Top of Information

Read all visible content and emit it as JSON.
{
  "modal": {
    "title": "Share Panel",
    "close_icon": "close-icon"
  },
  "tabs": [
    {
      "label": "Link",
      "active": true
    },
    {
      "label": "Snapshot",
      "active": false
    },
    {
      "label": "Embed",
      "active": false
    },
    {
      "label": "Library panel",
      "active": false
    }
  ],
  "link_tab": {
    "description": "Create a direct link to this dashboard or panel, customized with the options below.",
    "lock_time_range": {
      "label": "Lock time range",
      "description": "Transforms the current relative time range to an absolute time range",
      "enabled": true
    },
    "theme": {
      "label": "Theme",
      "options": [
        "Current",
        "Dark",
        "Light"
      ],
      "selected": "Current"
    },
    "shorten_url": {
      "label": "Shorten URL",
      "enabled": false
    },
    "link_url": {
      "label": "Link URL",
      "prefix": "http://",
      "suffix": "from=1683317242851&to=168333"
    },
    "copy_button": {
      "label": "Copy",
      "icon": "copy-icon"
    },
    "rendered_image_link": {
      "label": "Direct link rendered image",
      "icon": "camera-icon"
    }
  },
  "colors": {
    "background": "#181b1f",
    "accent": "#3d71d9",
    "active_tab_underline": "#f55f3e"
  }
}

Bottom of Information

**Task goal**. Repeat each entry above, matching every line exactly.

**Exercise answer**.
Read all visible content and emit it as JSON.
{
  "modal": {
    "title": "Share Panel",
    "close_icon": "close-icon"
  },
  "tabs": [
    {
      "label": "Link",
      "active": true
    },
    {
      "label": "Snapshot",
      "active": false
    },
    {
      "label": "Embed",
      "active": false
    },
    {
      "label": "Library panel",
      "active": false
    }
  ],
  "link_tab": {
    "description": "Create a direct link to this dashboard or panel, customized with the options below.",
    "lock_time_range": {
      "label": "Lock time range",
      "description": "Transforms the current relative time range to an absolute time range",
      "enabled": true
    },
    "theme": {
      "label": "Theme",
      "options": [
        "Current",
        "Dark",
        "Light"
      ],
      "selected": "Current"
    },
    "shorten_url": {
      "label": "Shorten URL",
      "enabled": false
    },
    "link_url": {
      "label": "Link URL",
      "prefix": "http://",
      "suffix": "from=1683317242851&to=168333"
    },
    "copy_button": {
      "label": "Copy",
      "icon": "copy-icon"
    },
    "rendered_image_link": {
      "label": "Direct link rendered image",
      "icon": "camera-icon"
    }
  },
  "colors": {
    "background": "#181b1f",
    "accent": "#3d71d9",
    "active_tab_underline": "#f55f3e"
  }
}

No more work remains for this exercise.